China, the world's biggest cigarette market, may suffer slower economic growth because of cancer and other chronic diseases that are hurting the labor force, Minister of Health Chen Zhu said.
Non-communicable diseases which cause prolonged sickness are responsible for four out of five deaths in China, compared with about 63 percent globally, and absorb about 70 percent of the nation's health spending, Chen said in an interview on Monday. Fighting the threat requires tighter scrutiny of the tobacco industry, linked to 1 million deaths in China, he said.
China's gross domestic product has grown an average 10 percent a year for the past three decades, transforming the nation into the world's biggest exporter and replacing Japan as the second-biggest economy after the US. The same time, the country now counts more than 90 million diabetes and 120 million chronic kidney disease sufferers - the most in the world.
"If we don't curb the fast rise of chronic diseases in China, it will have an impact not just on people's health, but also on society and the economy," Chen said in Hainan province, where he is attending the Boao Forum for Asia. "It could affect the continuity of our economic growth because a lot of deaths caused by chronic diseases are in people younger than 60."
The government wants to improve the efficiency of health services as it grapples with a rising incidence of life-long diseases.
$558 billion cost
Unless preventative steps are taken, early deaths from so-called non-communicable diseases such as heart disease, stroke, diabetes and cancer will crimp China's national income by $558 billion in the decade ending 2015, according to the World Health Organization. Half of sufferers who die of chronic diseases are under 65 years of age, according to the World Bank.
China will consider expanding its healthcare workforce and increasing resources near major cities to improve access, Chen said.
The government will also look at introducing standards to ensure quality isn't compromised amid a new tendering system tested in East China's Anhui province that encourages drugmakers to compete for State contracts to supply essential medicines.
"In evaluating the essential medicines, we need to put quality as the priority and not just the price," Chen said. "The prices of drugs and equipment are a little bit high in China. Balancing the growth of the industry and controlling health expenditure is both a challenge and a dilemma for the government."
Tobacco also presents another dilemma in China, the world's biggest producer and consumer of the aromatic leaves, accounting for 38 percent of cigarettes smoked worldwide in 2009.

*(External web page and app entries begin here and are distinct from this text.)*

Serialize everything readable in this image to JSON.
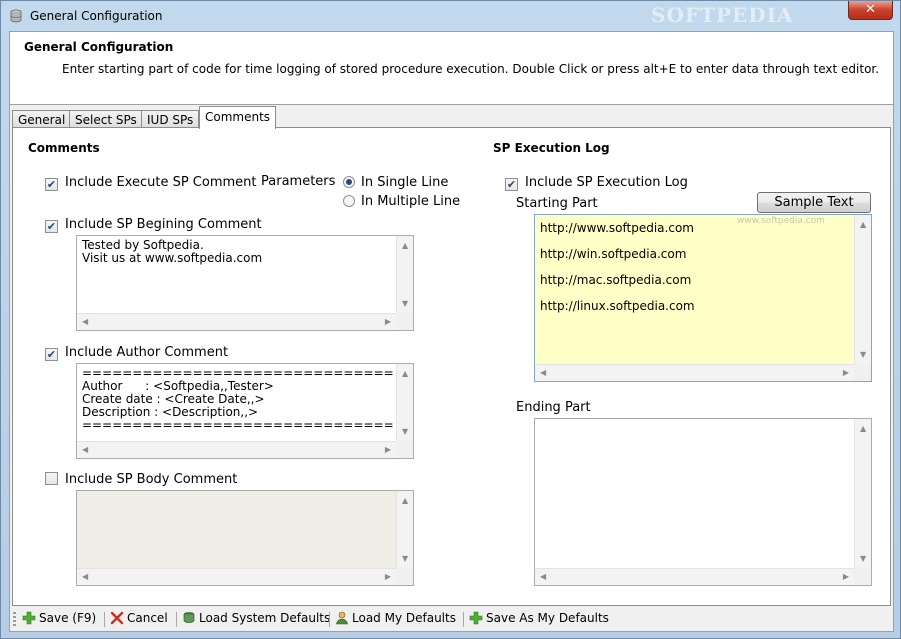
{
  "window": {
    "title": "General Configuration",
    "watermark": "SOFTPEDIA",
    "close_glyph": "✕"
  },
  "header": {
    "title": "General Configuration",
    "description": "Enter starting part of code for time logging of stored procedure execution. Double Click or press alt+E to enter data through text editor."
  },
  "tabs": [
    {
      "label": "General"
    },
    {
      "label": "Select SPs"
    },
    {
      "label": "IUD SPs"
    },
    {
      "label": "Comments",
      "active": true
    }
  ],
  "comments": {
    "title": "Comments",
    "execute": {
      "label": "Include Execute SP Comment",
      "checked": true
    },
    "parameters": {
      "label": "Parameters",
      "options": [
        {
          "label": "In Single Line",
          "selected": true
        },
        {
          "label": "In Multiple Line",
          "selected": false
        }
      ]
    },
    "beginning": {
      "label": "Include SP Begining Comment",
      "checked": true,
      "text": "Tested by Softpedia.\nVisit us at www.softpedia.com"
    },
    "author": {
      "label": "Include Author Comment",
      "checked": true,
      "text": "==================================\nAuthor      : <Softpedia,,Tester>\nCreate date : <Create Date,,>\nDescription : <Description,,>\n=================================="
    },
    "body": {
      "label": "Include SP Body Comment",
      "checked": false,
      "text": ""
    }
  },
  "sp_log": {
    "title": "SP Execution Log",
    "include": {
      "label": "Include SP Execution Log",
      "checked": true
    },
    "starting_label": "Starting Part",
    "sample_button": "Sample Text",
    "starting_text": "http://www.softpedia.com\nhttp://win.softpedia.com\nhttp://mac.softpedia.com\nhttp://linux.softpedia.com",
    "ending_label": "Ending Part",
    "ending_text": "",
    "field_watermark": "www.softpedia.com"
  },
  "footer": {
    "save": "Save (F9)",
    "cancel": "Cancel",
    "load_system": "Load System Defaults",
    "load_my": "Load My Defaults",
    "save_as_my": "Save As My Defaults"
  },
  "colors": {
    "accent": "#2a4a7a",
    "highlight_field": "#ffffc8",
    "frame": "#b6cde3"
  }
}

"The commercial activities of the tobacco companies should be totally separate from administrative supervision," Chen said.
"One of the key aims is to enhance the government's supervision of the commercial activities related to tobacco," he said.